It is the honor of any king to protect his people, and the hallmark of a good king is that he rules in such a way as to not only protect his people, but to also bless his people. So, one must expect that the King of Kings would certainly be about protecting His people. Indeed, did Jesus not instruct us to pray, “Deliver us from the evil one’? So it is a challenging piece of Scripture to read the Holy Spirit leading God’s own into a place of temptation! Yet that is exactly what Matthew 4:1 says, “Then Jesus was led by the Spirit into the desert to be tempted by the devil.”

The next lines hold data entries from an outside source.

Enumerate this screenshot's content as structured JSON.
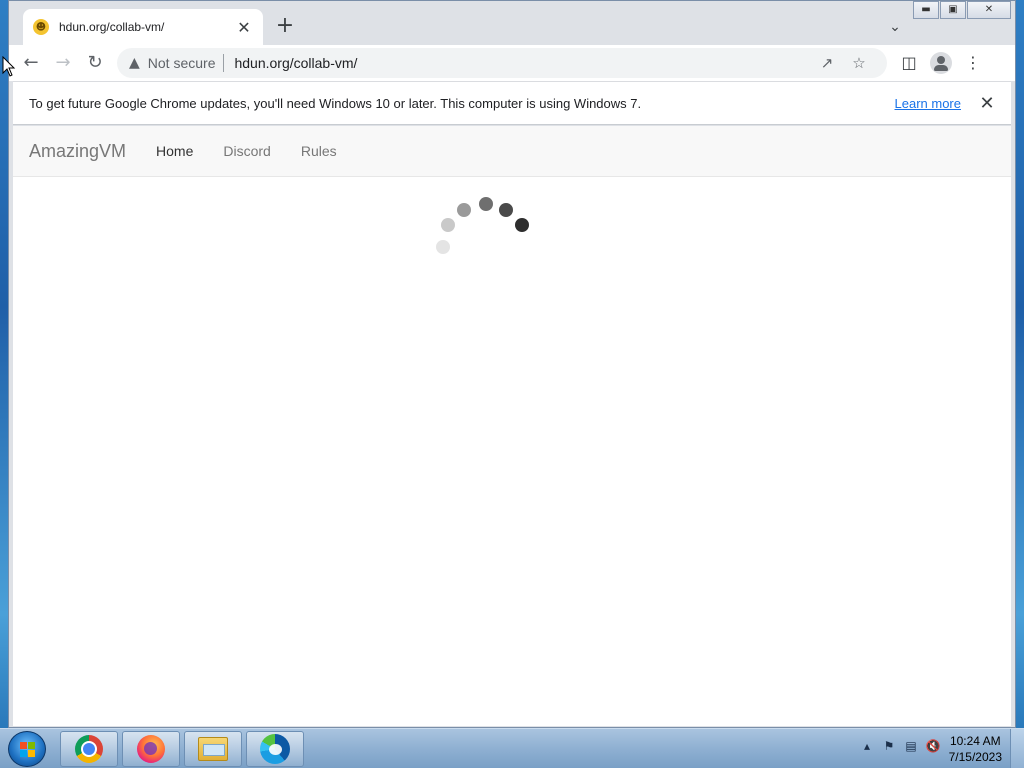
{
  "browser": {
    "tab_title": "hdun.org/collab-vm/",
    "tab_favicon": "smiley-icon",
    "new_tab_label": "+",
    "address": {
      "security_label": "Not secure",
      "url": "hdun.org/collab-vm/"
    }
  },
  "infobar": {
    "message": "To get future Google Chrome updates, you'll need Windows 10 or later. This computer is using Windows 7.",
    "learn_more": "Learn more"
  },
  "page": {
    "brand": "AmazingVM",
    "nav": [
      {
        "label": "Home",
        "active": true
      },
      {
        "label": "Discord",
        "active": false
      },
      {
        "label": "Rules",
        "active": false
      }
    ]
  },
  "taskbar": {
    "apps": [
      "chrome-icon",
      "firefox-icon",
      "file-explorer-icon",
      "edge-icon"
    ],
    "clock_time": "10:24 AM",
    "clock_date": "7/15/2023"
  }
}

The initial affront to our common sense only dissipates when we start to examine the text closer and realize that the Holy Spirit does not lead Jesus into temptation, but into the dry and barren wilderness. The Spirit led Him into a place – the desert, where He would be tempted – not into temptation per se. That is a critical difference, and most helpful to understanding just what is going on when we too are tempted. One is immediately reminded of what James said, “When tempted, no one should say, “God is tempting me.” For God cannot be tempted by evil, nor does he tempt anyone; but each one is tempted when, by his own evil desire, he is dragged away and enticed.”
What the Spirit leads Jesus into is not a temptation, but a trial. In fact, this is the epitome of a trial. For it is there in the wilderness – free from the eyes of onlookers – that Jesus must confront any impurity within Himself, and it is there – apart from the support of family and friends – that Jesus must stand against the lies the evil one tells Him.
The truth is that trials – even very difficult trials – are something the Spirit does lead God’s people into, and not uncommonly. That is because trials are meant to be a blessing, for they allow us to see something we might not otherwise see. A trial lets you see the impurity within yourself. Friend, know that the devil cannot plant an impurity within you, it must already exist. All our enemy can do is suggest we act on it. Remember that John 16:13a says, “When He, the Spirit of truth, comes, He will guide you into all the truth.” All the truth includes truth not only about God Most High and the world around you, but also truth about you. Even the truth about your inner self, and the most hidden parts of your soul. For when you are in a trial, the evil one’s lies will be to prompt you to act out the impurity within. But we don’t have to listen to the evil one. We can instead perceive and repent of that impurity. That is a very personal blessing – both because it provides self-awareness of vindication, and also because God rewards those He knows are trustworthy.
Trials will come. Embrace them, knowing that God is allowing you to see and repent of the impurity within so that He might bless you all the more as you reflect Him better in days to come. After all, “Blessed is the man who perseveres under trial, because when he has stood the test, he will receive the crown of life that God has promised to those who love him.”
Trials help to strengthen us. It is impossible for a Christian to be very strong—in certain ways, at any rate—unless he grapple with difficulties and endure hardships. There is no proving your courage and prowess in war, except you smell gunpowder, and are exposed to the dread artillery. My arm would soon weary if I had to lift the blacksmith’s hammer for an hour or two, and make horseshoes. I am afraid I should soon give up the business. But the blacksmith’s arm does not ache, for he has been at it so many years, and he rings out a tune on the anvil, so joyfully does his strong arm do the work. Practice has strengthened him. And so, when we have become inured to trial and trouble, faith is to us a far more simple matter than it was before, and we become “strong in the Lord and in the power of his might.”Charles Spurgeon
Reflect on the trial you are either experiencing now or have recently come through. What impurity have you been are or being delivered from? How can you best cooperate with God in that process?